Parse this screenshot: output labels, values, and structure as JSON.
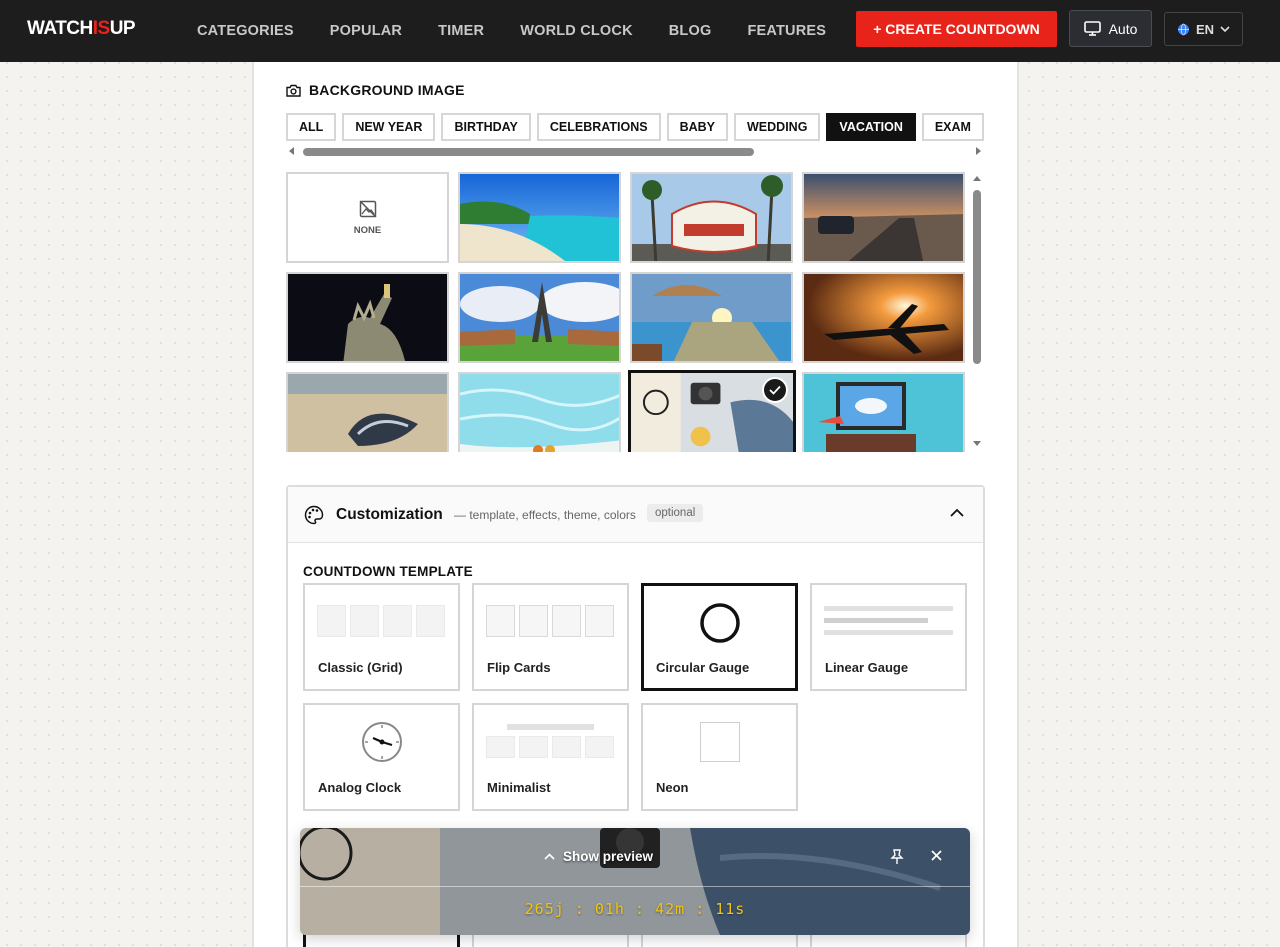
{
  "nav": {
    "logo_a": "WATCH",
    "logo_b": "IS",
    "logo_c": "UP",
    "menu": [
      "CATEGORIES",
      "POPULAR",
      "TIMER",
      "WORLD CLOCK",
      "BLOG",
      "FEATURES"
    ],
    "create_label": "+ CREATE COUNTDOWN",
    "theme_label": "Auto",
    "lang_label": "EN"
  },
  "background": {
    "title": "BACKGROUND IMAGE",
    "categories": [
      "ALL",
      "NEW YEAR",
      "BIRTHDAY",
      "CELEBRATIONS",
      "BABY",
      "WEDDING",
      "VACATION",
      "EXAM"
    ],
    "active_category": "VACATION",
    "none_label": "NONE",
    "tiles": [
      "none",
      "tropical-beach",
      "las-vegas-sign",
      "desert-road-car",
      "statue-of-liberty",
      "eiffel-tower",
      "pool-sunset",
      "airplane-sunset",
      "seashell-sand",
      "pool-water",
      "travel-flatlay",
      "laptop-beach"
    ],
    "selected_tile": "travel-flatlay"
  },
  "customization": {
    "title": "Customization",
    "subtitle": "— template, effects, theme, colors",
    "badge": "optional",
    "template_title": "COUNTDOWN TEMPLATE",
    "templates": [
      "Classic (Grid)",
      "Flip Cards",
      "Circular Gauge",
      "Linear Gauge",
      "Analog Clock",
      "Minimalist",
      "Neon"
    ],
    "selected_template": "Circular Gauge"
  },
  "preview": {
    "label": "Show preview",
    "days": "265j",
    "hours": "01h",
    "minutes": "42m",
    "seconds": "11s",
    "sep": ":"
  },
  "colors": {
    "accent": "#e8231a",
    "nav_bg": "#1d1d1d",
    "timer": "#f2c30f"
  }
}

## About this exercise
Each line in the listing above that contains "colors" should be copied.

## Output for this task
    "subtitle": "— template, effects, theme, colors",
  "colors": {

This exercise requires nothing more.